**WHAT TO WORK ON:** Return the data below in full, matching every line exactly.

**DATASET RECORDS:**

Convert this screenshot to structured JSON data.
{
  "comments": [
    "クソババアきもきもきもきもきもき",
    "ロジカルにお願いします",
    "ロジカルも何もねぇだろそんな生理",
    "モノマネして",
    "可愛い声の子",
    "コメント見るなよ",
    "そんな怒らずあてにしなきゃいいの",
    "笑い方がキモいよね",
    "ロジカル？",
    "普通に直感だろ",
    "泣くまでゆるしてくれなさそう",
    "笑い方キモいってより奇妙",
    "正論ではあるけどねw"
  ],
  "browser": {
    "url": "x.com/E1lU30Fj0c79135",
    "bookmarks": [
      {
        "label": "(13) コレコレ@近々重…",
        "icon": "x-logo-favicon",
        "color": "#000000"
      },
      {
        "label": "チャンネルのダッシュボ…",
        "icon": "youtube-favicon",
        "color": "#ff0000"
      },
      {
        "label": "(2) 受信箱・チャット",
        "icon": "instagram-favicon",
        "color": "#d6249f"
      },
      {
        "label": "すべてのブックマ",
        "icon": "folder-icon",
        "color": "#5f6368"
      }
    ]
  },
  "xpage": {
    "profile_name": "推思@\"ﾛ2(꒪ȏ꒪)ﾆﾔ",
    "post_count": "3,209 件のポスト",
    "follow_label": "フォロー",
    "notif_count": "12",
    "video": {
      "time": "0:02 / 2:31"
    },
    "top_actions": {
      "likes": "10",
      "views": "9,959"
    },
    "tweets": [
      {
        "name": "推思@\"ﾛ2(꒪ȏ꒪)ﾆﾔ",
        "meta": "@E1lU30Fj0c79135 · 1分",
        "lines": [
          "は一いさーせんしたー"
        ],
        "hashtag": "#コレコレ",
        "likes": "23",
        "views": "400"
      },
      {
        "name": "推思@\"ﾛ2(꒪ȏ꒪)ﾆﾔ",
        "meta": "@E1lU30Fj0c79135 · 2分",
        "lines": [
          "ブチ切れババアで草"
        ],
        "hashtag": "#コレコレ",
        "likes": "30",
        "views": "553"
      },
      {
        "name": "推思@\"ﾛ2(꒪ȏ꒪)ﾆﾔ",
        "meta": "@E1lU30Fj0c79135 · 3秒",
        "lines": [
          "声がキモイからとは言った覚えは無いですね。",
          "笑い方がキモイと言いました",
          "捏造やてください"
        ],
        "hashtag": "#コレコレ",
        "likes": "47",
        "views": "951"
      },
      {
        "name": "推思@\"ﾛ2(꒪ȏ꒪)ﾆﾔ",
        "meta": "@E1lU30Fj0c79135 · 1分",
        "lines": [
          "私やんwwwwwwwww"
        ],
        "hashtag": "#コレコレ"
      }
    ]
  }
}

**RESULT OF THE EXERCISE:**
Convert this screenshot to structured JSON data.
{
  "comments": [
    "クソババアきもきもきもきもきもき",
    "ロジカルにお願いします",
    "ロジカルも何もねぇだろそんな生理",
    "モノマネして",
    "可愛い声の子",
    "コメント見るなよ",
    "そんな怒らずあてにしなきゃいいの",
    "笑い方がキモいよね",
    "ロジカル？",
    "普通に直感だろ",
    "泣くまでゆるしてくれなさそう",
    "笑い方キモいってより奇妙",
    "正論ではあるけどねw"
  ],
  "browser": {
    "url": "x.com/E1lU30Fj0c79135",
    "bookmarks": [
      {
        "label": "(13) コレコレ@近々重…",
        "icon": "x-logo-favicon",
        "color": "#000000"
      },
      {
        "label": "チャンネルのダッシュボ…",
        "icon": "youtube-favicon",
        "color": "#ff0000"
      },
      {
        "label": "(2) 受信箱・チャット",
        "icon": "instagram-favicon",
        "color": "#d6249f"
      },
      {
        "label": "すべてのブックマ",
        "icon": "folder-icon",
        "color": "#5f6368"
      }
    ]
  },
  "xpage": {
    "profile_name": "推思@\"ﾛ2(꒪ȏ꒪)ﾆﾔ",
    "post_count": "3,209 件のポスト",
    "follow_label": "フォロー",
    "notif_count": "12",
    "video": {
      "time": "0:02 / 2:31"
    },
    "top_actions": {
      "likes": "10",
      "views": "9,959"
    },
    "tweets": [
      {
        "name": "推思@\"ﾛ2(꒪ȏ꒪)ﾆﾔ",
        "meta": "@E1lU30Fj0c79135 · 1分",
        "lines": [
          "は一いさーせんしたー"
        ],
        "hashtag": "#コレコレ",
        "likes": "23",
        "views": "400"
      },
      {
        "name": "推思@\"ﾛ2(꒪ȏ꒪)ﾆﾔ",
        "meta": "@E1lU30Fj0c79135 · 2分",
        "lines": [
          "ブチ切れババアで草"
        ],
        "hashtag": "#コレコレ",
        "likes": "30",
        "views": "553"
      },
      {
        "name": "推思@\"ﾛ2(꒪ȏ꒪)ﾆﾔ",
        "meta": "@E1lU30Fj0c79135 · 3秒",
        "lines": [
          "声がキモイからとは言った覚えは無いですね。",
          "笑い方がキモイと言いました",
          "捏造やてください"
        ],
        "hashtag": "#コレコレ",
        "likes": "47",
        "views": "951"
      },
      {
        "name": "推思@\"ﾛ2(꒪ȏ꒪)ﾆﾔ",
        "meta": "@E1lU30Fj0c79135 · 1分",
        "lines": [
          "私やんwwwwwwwww"
        ],
        "hashtag": "#コレコレ"
      }
    ]
  }
}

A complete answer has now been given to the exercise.